Attilio Cucchieri, & Tereza Mendes (2007). What’s up with IR gluon and ghost propagators in Landau gauge? A

puzzling answer from huge lattices PoS LAT2007:297,2007 arXiv: 0710.0412v1

I. L. Bogolubsky, E. -M. Ilgenfritz, M. Müller-Preussker, & A. Sternbeck (2007). The Landau gauge gluon and ghost propagators in 4D SU(3) gluodynamics in large lattice volumes PoSLAT2007:290,2007 arXiv: 0710.1968v2

O. Oliveira, P. J. Silva, E. -M. Ilgenfritz, & A. Sternbeck (2007). The gluon propagator from large asymmetric lattices PoSLAT2007:323,2007 arXiv: 0710.1424v1

Kenji Fukushima, & Kouji Kashiwa (2012). Polyakov loop and QCD thermodynamics from the gluon and ghost propagators arXiv arXiv: 1206.0685v1

What are the phenomenological or fundamental physics theoretical implications of a scaling solution v. a decoupling solution?

Dear ohwilleke,

There is a substantial difference about phenomenological implications for the scaling and the decoupling solution. The reason relies on the fact that the scaling solution, having no massive gluon, implies severe difficulties to obtain a sensible low-energy limit for QCD. Authors supporting this kind of solution are not even able to derive a mass gap in this case.

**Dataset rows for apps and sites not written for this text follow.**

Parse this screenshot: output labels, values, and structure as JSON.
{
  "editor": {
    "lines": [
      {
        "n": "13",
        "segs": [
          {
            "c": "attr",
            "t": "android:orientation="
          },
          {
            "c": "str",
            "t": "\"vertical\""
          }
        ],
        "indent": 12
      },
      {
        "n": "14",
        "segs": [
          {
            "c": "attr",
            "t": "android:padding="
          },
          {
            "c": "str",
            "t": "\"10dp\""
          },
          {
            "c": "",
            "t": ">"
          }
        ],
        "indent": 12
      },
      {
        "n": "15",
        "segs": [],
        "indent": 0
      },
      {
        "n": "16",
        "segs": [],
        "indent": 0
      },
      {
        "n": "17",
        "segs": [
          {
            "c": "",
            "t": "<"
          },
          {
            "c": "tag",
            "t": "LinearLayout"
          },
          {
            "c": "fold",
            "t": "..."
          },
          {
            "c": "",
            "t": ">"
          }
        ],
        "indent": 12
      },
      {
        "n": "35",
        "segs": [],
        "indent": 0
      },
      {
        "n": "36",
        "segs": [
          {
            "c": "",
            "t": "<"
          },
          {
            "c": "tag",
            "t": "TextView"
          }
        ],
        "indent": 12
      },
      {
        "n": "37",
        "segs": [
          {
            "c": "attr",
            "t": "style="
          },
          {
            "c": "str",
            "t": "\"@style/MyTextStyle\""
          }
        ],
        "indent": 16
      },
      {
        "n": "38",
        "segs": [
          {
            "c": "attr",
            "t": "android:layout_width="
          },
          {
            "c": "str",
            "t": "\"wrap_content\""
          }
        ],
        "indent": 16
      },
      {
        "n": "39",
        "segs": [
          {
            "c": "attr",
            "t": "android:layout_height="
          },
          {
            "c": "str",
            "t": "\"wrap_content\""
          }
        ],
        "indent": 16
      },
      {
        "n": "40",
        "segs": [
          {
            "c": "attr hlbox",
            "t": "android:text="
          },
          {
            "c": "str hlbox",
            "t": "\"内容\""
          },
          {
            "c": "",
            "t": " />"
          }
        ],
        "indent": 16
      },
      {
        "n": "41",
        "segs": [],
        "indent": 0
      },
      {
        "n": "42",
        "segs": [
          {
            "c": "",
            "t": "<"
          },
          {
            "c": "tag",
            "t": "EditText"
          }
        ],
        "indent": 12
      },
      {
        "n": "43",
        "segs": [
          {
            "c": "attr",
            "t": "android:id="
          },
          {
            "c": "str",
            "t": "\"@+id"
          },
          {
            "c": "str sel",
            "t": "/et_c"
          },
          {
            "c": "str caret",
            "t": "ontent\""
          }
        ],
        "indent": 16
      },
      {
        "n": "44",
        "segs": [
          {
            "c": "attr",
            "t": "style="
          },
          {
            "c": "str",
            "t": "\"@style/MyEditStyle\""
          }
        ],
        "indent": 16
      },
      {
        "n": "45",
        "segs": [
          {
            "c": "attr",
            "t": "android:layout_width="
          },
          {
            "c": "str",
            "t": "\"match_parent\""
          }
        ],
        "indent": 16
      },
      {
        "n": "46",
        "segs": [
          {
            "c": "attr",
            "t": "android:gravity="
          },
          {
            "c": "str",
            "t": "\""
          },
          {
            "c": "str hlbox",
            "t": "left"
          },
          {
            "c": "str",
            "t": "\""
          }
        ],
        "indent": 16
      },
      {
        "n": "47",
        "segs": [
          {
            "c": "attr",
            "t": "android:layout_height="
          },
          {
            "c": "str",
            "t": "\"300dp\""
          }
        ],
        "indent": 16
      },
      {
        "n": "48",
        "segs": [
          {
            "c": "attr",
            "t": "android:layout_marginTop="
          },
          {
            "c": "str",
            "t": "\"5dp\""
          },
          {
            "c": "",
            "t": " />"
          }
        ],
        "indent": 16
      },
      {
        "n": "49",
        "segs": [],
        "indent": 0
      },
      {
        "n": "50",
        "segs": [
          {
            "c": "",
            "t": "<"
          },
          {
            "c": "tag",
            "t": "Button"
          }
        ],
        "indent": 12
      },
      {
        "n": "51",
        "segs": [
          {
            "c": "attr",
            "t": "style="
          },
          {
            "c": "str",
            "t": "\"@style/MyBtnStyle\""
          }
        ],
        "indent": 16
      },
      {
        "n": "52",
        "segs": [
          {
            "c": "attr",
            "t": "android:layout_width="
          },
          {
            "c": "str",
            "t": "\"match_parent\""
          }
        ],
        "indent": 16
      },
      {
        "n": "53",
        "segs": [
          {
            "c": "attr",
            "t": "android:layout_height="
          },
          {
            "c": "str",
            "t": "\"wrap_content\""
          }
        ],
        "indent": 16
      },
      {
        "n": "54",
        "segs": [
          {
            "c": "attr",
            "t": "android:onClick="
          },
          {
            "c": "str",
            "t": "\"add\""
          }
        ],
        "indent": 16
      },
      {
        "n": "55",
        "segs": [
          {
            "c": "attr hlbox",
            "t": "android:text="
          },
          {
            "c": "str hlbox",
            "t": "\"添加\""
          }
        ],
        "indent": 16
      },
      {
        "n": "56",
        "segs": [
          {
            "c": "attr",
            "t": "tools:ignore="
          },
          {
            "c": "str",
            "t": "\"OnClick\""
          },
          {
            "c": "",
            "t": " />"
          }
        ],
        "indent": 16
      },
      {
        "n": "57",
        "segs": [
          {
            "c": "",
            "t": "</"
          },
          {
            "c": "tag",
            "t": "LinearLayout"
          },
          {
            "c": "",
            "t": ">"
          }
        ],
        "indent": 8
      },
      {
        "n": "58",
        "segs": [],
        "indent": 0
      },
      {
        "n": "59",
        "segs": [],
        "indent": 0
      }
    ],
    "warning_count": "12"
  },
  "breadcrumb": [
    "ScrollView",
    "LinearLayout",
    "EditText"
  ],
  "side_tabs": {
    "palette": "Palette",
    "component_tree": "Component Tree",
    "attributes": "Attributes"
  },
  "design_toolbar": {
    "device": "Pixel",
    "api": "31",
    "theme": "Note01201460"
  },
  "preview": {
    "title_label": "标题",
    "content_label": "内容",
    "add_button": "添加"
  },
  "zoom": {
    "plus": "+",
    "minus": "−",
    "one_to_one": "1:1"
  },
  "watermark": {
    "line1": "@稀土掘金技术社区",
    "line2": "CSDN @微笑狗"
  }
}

The decoupling solution has the great advantage that, in the low-energy limit, a fit with a Yukawa propagator works well. Indeed, a proper fit is with a sum of such propagators (incidentally this is what I get in my work) and so, this solution support the Nambu-Jona-Lasinio model (see my recent paper appeared on Physical Review C http://arxiv.org/abs/1105.5274 and refs therein). It has been known for a long time that a Nambu-Jona-Lasinio model is able to recover the correct low-energy phenomenology of QCD. This also implies that the vacuum of a Yang-Mills theory is an instanton liquid as has been hypothesized some time ago. This entails an unexpected view about confinement yet to be clearly understood in this picture.

Marco